Things to note here are the fact that there are no names from the postCreate for the first creates since they fail with STATUS_FLT_INVALID_NAME_REQUEST because those creates aren't successful. Also, interesting to note that for the first create (for which we get the opened name) trying to get the normalized name fails with STATUS_NOT_SAME_DEVICE on my system. Not sure why but I'll investigate it for next week's blog :).
Now let's look at what happens when we open something directly under the mount point (pretty much the same as above):
preCreate|opened -> "\Device\HarddiskVolume3\mnt\foo.txt" -> as expected, mount point not resolved.
preCreate|normalized -> "\Device\HarddiskVolume4\foo.txt" -> and again, after reparse, mount point resolved.
preCreate|opened -> "\Device\HarddiskVolume4\FOO.TXT" 
postCreate|normalized -> "\Device\HarddiskVolume4\foo.txt"
postCreate|opened -> "\Device\HarddiskVolume4\FOO.TXT"
And finally I want to show you what happens if I try to open the actual mount point itself, D:\mnt\.
preCreate|normalized -> "\Device\HarddiskVolume3\mnt" -> please note how the normalized name in this case is actually the mount point, so the mount point is NOT resolved.
preCreate|opened -> "\Device\HarddiskVolume3\mnt\" -> naturally, mount point not resolved since this is the opened name.
preCreate|normalized -> "\Device\HarddiskVolume4\"
preCreate|opened -> "\Device\HarddiskVolume4\"
postCreate|normalized -> "\Device\HarddiskVolume4\"
postCreate|opened -> "\Device\HarddiskVolume4\"

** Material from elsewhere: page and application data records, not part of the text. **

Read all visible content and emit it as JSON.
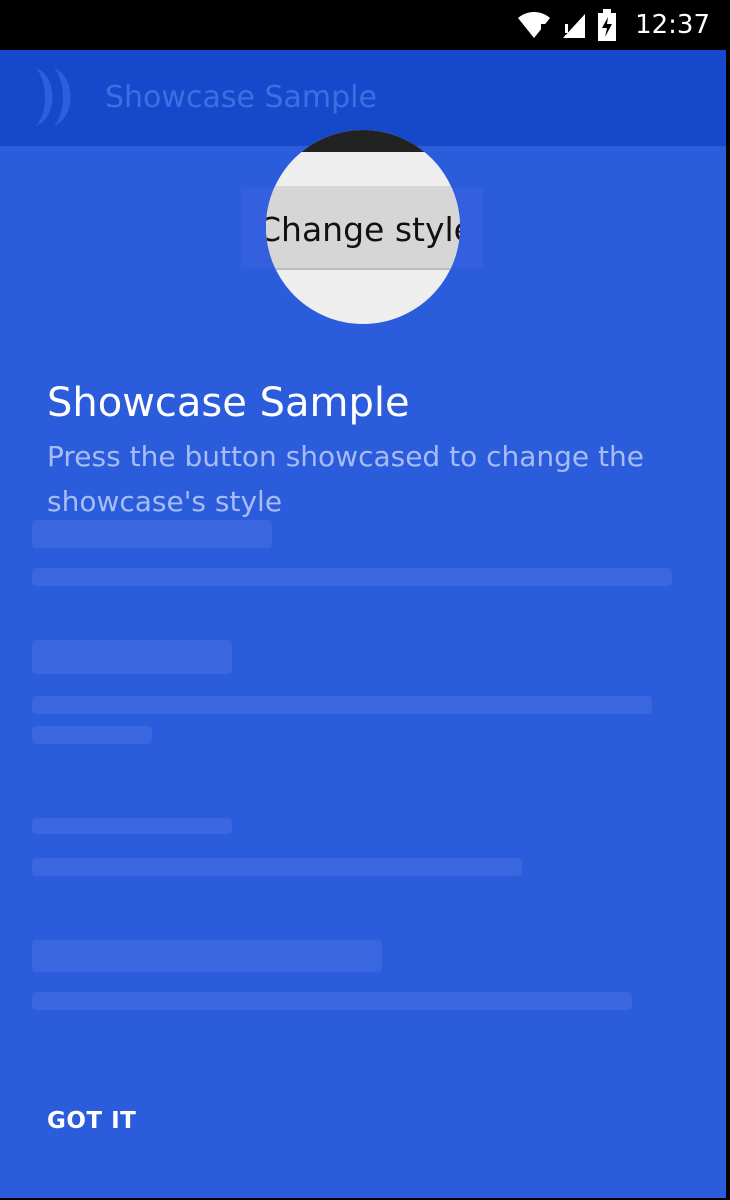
{
  "status_bar": {
    "time": "12:37",
    "icons": [
      "wifi-icon",
      "signal-icon",
      "battery-icon"
    ]
  },
  "app_bar": {
    "title": "Showcase Sample",
    "logo": "app-logo-icon"
  },
  "highlighted": {
    "button_label": "Change style"
  },
  "showcase": {
    "title": "Showcase Sample",
    "text": "Press the button showcased to change the showcase's style",
    "dismiss_label": "GOT IT"
  },
  "colors": {
    "overlay": "#2a5cdc",
    "app_bar": "#1648cc",
    "title_text": "#ffffff",
    "body_text": "#a7bcf4"
  }
}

Hopefully this shows what's going on with mount point resolution and opened and normalized names, in more detail that anyone ever needed :).